This is probably Brazil’s most famous and iconic landmark. Standing at 120 feet tall and weighing 635 tons, this statue is now part of the Seven Wonders of the World. The statue was built in 1921, and appears to be embracing the entire city of Rio where it sits with its arms wide open atop Corcovado Mountain.

Iguazu Falls

Straddling the border between Brazil and Argentina is Iguazu Falls. Over 275 falls make up Iguazu, with some of the falls going as high as 269 feet. Some say that at least 10 days need to be dedicate to this area to truly appreciate the falls, but even if you make it for just a day the absolute beauty of this natural wonder will always stay with you. Plus, they make for great photo ops!

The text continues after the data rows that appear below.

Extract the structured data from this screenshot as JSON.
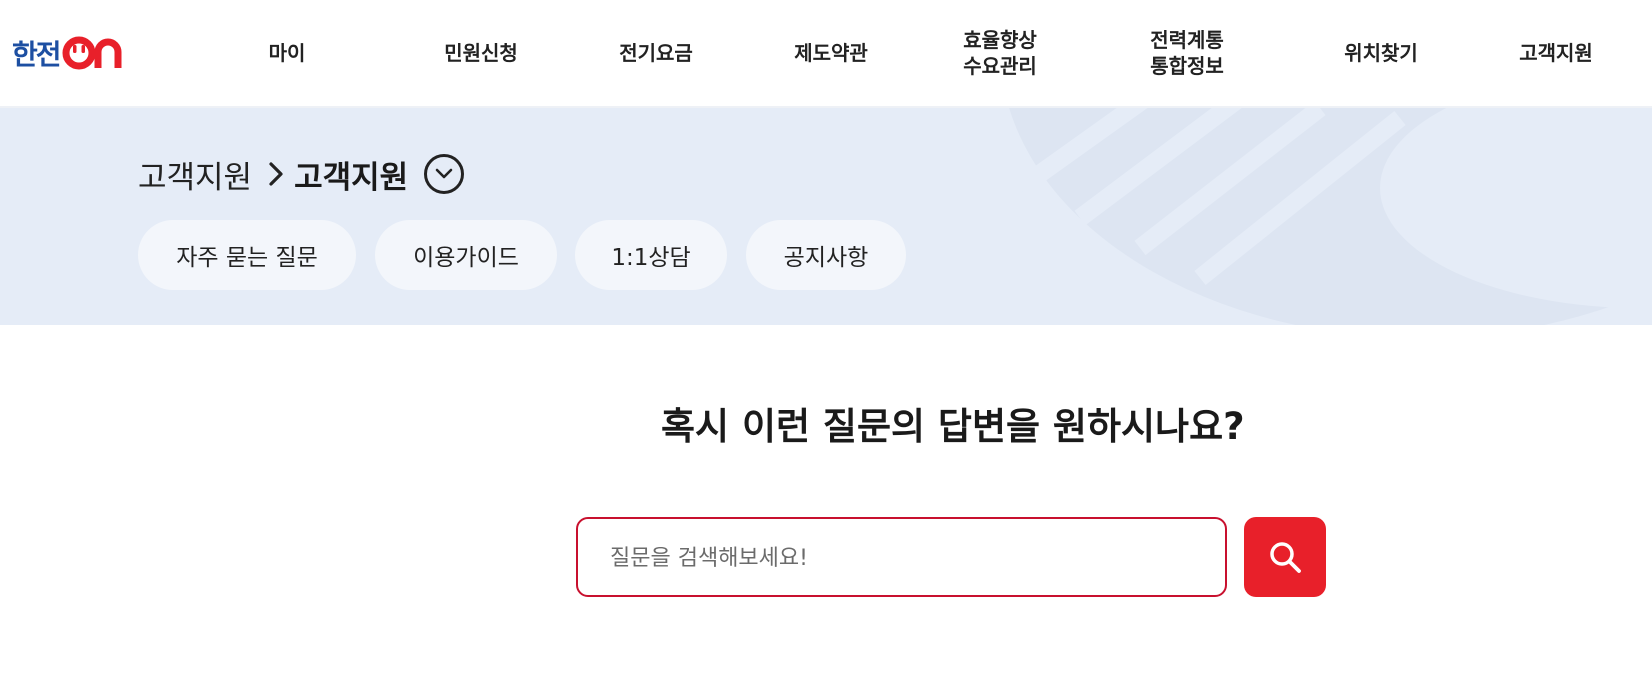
{
  "brand": {
    "logo_text": "한전",
    "logo_suffix": "ON",
    "colors": {
      "blue": "#1d4fa2",
      "red": "#e8202a"
    }
  },
  "nav": {
    "items": [
      {
        "label": "마이"
      },
      {
        "label": "민원신청"
      },
      {
        "label": "전기요금"
      },
      {
        "label": "제도약관"
      },
      {
        "label_line1": "효율향상",
        "label_line2": "수요관리"
      },
      {
        "label_line1": "전력계통",
        "label_line2": "통합정보"
      },
      {
        "label": "위치찾기"
      },
      {
        "label": "고객지원"
      }
    ]
  },
  "breadcrumb": {
    "root": "고객지원",
    "current": "고객지원",
    "separator_icon": "chevron-right-icon",
    "toggle_icon": "chevron-down-circle-icon"
  },
  "tabs": [
    {
      "label": "자주 묻는 질문"
    },
    {
      "label": "이용가이드"
    },
    {
      "label": "1:1상담"
    },
    {
      "label": "공지사항"
    }
  ],
  "main": {
    "question": "혹시 이런 질문의 답변을 원하시나요?",
    "search": {
      "placeholder": "질문을 검색해보세요!",
      "value": "",
      "button_icon": "search-icon"
    }
  },
  "colors": {
    "banner_bg": "#e5ecf7",
    "pill_bg": "#f3f6fb",
    "search_border": "#c8102e",
    "search_button": "#e8202a"
  }
}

Sao Paulo Museum of Modern Art

Asides from its unusual architecture, the museum houses one of the finest and largest collections of European art – actually considered the largest in Latin America. There are also massive amounts of Brazilian art, prints, and drawings. This is a great place to gather more Brazilian culture and gain a deeper perspective into the country.

Sanctuary of Bom Jesus do Congonhas

Brazil has the largest Catholic population in the entire world, and with this being said, it’s important to journey to a place of worship during your stay in order to gain the full Brazilian experience. The reason we have picked this sanctuary as our favorite is because of its simple yet beautiful construction, and its full attainment of the union of nature, man, and Brazilian culture.

16 People Have Been Indicted Over Night Club Fire

The Kiss nightclub in Santa Maria, RS, Brazil News

(Courtesy of Rio Times)

Yesterday, the Rio Grande do Sul police announced their 55 day investigative results into the night club fire in Santa Maria that killed 241 people and left 632 people injured. The investigation will now call for the conviction of sixteen people. 35 charges are being pressed between them.

The night club owners and their manager will be facing indictment on the charges of negligent homicide. Also, two of the band members from that evening are facing the same charge, as it is believed that they ignited the blaze by putting one of the fireworks too close to the ceiling.

In the investigation, it was found that the incident was due to a “grotesque safety failure”. The night club was also licensed to have 600 occupants, however during the time of the fire it had 864.

Two of the city’s fire safety officials are also being indicted due to the club being allowed to operate without any emergency exits, poor lighting, and too few escape routes. The mayor of Santa Maria and the local fire fighters commander are also facing charges of administrative misconduct, as well as nine firefighters being held accountable because “evidence of manslaughter for the actions.”

Local police are also calling for an indictment for manslaughter for the town environmental and urban mobility secretaries, the head of supervision of urban mobility, and the official who issued the license to the club.

The investigation has almost lasted 2 months and covered 810 interviews and produced 1300 pages of evidence and testimonies. Police chief, Ranolfo Vieria Junior, stated “We want to give maximum publicity to the contents of this work. By the number of victims, the circumstances and complexity, I can say that this is the largest investigation ever undertaken by the police of Rio Grande Do Sul,”